===== EXERCISE MATERIAL
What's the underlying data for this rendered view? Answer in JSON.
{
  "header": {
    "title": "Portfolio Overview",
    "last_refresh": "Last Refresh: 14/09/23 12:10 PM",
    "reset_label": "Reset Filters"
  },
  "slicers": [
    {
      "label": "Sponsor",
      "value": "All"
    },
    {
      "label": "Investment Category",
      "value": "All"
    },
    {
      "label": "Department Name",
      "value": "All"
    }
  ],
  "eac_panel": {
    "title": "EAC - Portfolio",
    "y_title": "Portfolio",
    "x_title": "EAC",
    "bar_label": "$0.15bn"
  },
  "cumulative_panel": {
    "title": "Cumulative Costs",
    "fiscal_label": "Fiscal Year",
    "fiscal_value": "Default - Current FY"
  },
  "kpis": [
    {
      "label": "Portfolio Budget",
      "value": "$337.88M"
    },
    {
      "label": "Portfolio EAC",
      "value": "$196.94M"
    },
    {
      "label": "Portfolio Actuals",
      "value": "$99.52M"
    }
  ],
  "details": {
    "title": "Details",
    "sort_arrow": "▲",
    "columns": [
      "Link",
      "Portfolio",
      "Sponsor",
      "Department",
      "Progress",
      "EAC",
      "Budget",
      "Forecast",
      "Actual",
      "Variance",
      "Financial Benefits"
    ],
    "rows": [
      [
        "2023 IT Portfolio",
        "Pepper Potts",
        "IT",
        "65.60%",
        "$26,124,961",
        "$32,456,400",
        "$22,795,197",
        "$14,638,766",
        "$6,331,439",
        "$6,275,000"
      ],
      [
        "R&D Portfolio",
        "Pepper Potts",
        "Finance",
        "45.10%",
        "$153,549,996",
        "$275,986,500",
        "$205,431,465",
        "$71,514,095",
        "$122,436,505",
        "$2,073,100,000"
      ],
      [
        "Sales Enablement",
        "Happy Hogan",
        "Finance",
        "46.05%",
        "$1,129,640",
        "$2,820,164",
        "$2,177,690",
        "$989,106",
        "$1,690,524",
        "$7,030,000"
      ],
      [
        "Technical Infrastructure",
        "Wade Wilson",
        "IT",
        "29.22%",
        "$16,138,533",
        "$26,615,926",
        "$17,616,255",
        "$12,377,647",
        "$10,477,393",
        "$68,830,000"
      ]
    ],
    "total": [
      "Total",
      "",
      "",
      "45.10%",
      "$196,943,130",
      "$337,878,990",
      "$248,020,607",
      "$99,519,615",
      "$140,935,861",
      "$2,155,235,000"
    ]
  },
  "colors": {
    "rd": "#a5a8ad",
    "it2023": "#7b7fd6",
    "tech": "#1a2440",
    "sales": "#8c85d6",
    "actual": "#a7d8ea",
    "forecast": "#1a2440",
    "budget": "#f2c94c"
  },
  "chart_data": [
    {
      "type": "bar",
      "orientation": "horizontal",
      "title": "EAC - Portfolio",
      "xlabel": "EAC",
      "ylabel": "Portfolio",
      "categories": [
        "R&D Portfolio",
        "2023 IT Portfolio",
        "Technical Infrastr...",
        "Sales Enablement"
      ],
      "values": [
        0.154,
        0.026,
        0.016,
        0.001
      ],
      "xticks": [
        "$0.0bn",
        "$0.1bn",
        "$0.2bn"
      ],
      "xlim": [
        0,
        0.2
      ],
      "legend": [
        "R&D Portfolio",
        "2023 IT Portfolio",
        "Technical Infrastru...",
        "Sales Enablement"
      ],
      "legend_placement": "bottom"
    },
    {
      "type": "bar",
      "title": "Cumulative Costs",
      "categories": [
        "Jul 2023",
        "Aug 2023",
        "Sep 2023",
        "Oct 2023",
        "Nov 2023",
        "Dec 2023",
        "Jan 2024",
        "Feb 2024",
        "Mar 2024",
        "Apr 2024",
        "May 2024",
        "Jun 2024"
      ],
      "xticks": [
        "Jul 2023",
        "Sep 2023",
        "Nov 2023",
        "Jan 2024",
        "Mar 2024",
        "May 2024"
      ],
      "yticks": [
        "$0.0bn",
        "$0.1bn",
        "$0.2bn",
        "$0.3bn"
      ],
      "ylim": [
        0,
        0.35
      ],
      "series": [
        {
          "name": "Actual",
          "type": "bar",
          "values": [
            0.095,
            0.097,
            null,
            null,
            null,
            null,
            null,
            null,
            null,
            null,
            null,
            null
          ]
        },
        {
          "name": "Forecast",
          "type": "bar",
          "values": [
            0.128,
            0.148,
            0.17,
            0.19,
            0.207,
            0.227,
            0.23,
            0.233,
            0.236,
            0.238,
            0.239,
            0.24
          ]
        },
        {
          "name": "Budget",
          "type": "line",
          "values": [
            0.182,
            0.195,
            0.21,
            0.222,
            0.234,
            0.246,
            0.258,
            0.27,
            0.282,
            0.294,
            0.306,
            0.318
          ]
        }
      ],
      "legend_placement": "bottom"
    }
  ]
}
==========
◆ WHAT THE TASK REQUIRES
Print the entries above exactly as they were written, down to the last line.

◆ RESPONSE AREA
What's the underlying data for this rendered view? Answer in JSON.
{
  "header": {
    "title": "Portfolio Overview",
    "last_refresh": "Last Refresh: 14/09/23 12:10 PM",
    "reset_label": "Reset Filters"
  },
  "slicers": [
    {
      "label": "Sponsor",
      "value": "All"
    },
    {
      "label": "Investment Category",
      "value": "All"
    },
    {
      "label": "Department Name",
      "value": "All"
    }
  ],
  "eac_panel": {
    "title": "EAC - Portfolio",
    "y_title": "Portfolio",
    "x_title": "EAC",
    "bar_label": "$0.15bn"
  },
  "cumulative_panel": {
    "title": "Cumulative Costs",
    "fiscal_label": "Fiscal Year",
    "fiscal_value": "Default - Current FY"
  },
  "kpis": [
    {
      "label": "Portfolio Budget",
      "value": "$337.88M"
    },
    {
      "label": "Portfolio EAC",
      "value": "$196.94M"
    },
    {
      "label": "Portfolio Actuals",
      "value": "$99.52M"
    }
  ],
  "details": {
    "title": "Details",
    "sort_arrow": "▲",
    "columns": [
      "Link",
      "Portfolio",
      "Sponsor",
      "Department",
      "Progress",
      "EAC",
      "Budget",
      "Forecast",
      "Actual",
      "Variance",
      "Financial Benefits"
    ],
    "rows": [
      [
        "2023 IT Portfolio",
        "Pepper Potts",
        "IT",
        "65.60%",
        "$26,124,961",
        "$32,456,400",
        "$22,795,197",
        "$14,638,766",
        "$6,331,439",
        "$6,275,000"
      ],
      [
        "R&D Portfolio",
        "Pepper Potts",
        "Finance",
        "45.10%",
        "$153,549,996",
        "$275,986,500",
        "$205,431,465",
        "$71,514,095",
        "$122,436,505",
        "$2,073,100,000"
      ],
      [
        "Sales Enablement",
        "Happy Hogan",
        "Finance",
        "46.05%",
        "$1,129,640",
        "$2,820,164",
        "$2,177,690",
        "$989,106",
        "$1,690,524",
        "$7,030,000"
      ],
      [
        "Technical Infrastructure",
        "Wade Wilson",
        "IT",
        "29.22%",
        "$16,138,533",
        "$26,615,926",
        "$17,616,255",
        "$12,377,647",
        "$10,477,393",
        "$68,830,000"
      ]
    ],
    "total": [
      "Total",
      "",
      "",
      "45.10%",
      "$196,943,130",
      "$337,878,990",
      "$248,020,607",
      "$99,519,615",
      "$140,935,861",
      "$2,155,235,000"
    ]
  },
  "colors": {
    "rd": "#a5a8ad",
    "it2023": "#7b7fd6",
    "tech": "#1a2440",
    "sales": "#8c85d6",
    "actual": "#a7d8ea",
    "forecast": "#1a2440",
    "budget": "#f2c94c"
  },
  "chart_data": [
    {
      "type": "bar",
      "orientation": "horizontal",
      "title": "EAC - Portfolio",
      "xlabel": "EAC",
      "ylabel": "Portfolio",
      "categories": [
        "R&D Portfolio",
        "2023 IT Portfolio",
        "Technical Infrastr...",
        "Sales Enablement"
      ],
      "values": [
        0.154,
        0.026,
        0.016,
        0.001
      ],
      "xticks": [
        "$0.0bn",
        "$0.1bn",
        "$0.2bn"
      ],
      "xlim": [
        0,
        0.2
      ],
      "legend": [
        "R&D Portfolio",
        "2023 IT Portfolio",
        "Technical Infrastru...",
        "Sales Enablement"
      ],
      "legend_placement": "bottom"
    },
    {
      "type": "bar",
      "title": "Cumulative Costs",
      "categories": [
        "Jul 2023",
        "Aug 2023",
        "Sep 2023",
        "Oct 2023",
        "Nov 2023",
        "Dec 2023",
        "Jan 2024",
        "Feb 2024",
        "Mar 2024",
        "Apr 2024",
        "May 2024",
        "Jun 2024"
      ],
      "xticks": [
        "Jul 2023",
        "Sep 2023",
        "Nov 2023",
        "Jan 2024",
        "Mar 2024",
        "May 2024"
      ],
      "yticks": [
        "$0.0bn",
        "$0.1bn",
        "$0.2bn",
        "$0.3bn"
      ],
      "ylim": [
        0,
        0.35
      ],
      "series": [
        {
          "name": "Actual",
          "type": "bar",
          "values": [
            0.095,
            0.097,
            null,
            null,
            null,
            null,
            null,
            null,
            null,
            null,
            null,
            null
          ]
        },
        {
          "name": "Forecast",
          "type": "bar",
          "values": [
            0.128,
            0.148,
            0.17,
            0.19,
            0.207,
            0.227,
            0.23,
            0.233,
            0.236,
            0.238,
            0.239,
            0.24
          ]
        },
        {
          "name": "Budget",
          "type": "line",
          "values": [
            0.182,
            0.195,
            0.21,
            0.222,
            0.234,
            0.246,
            0.258,
            0.27,
            0.282,
            0.294,
            0.306,
            0.318
          ]
        }
      ],
      "legend_placement": "bottom"
    }
  ]
}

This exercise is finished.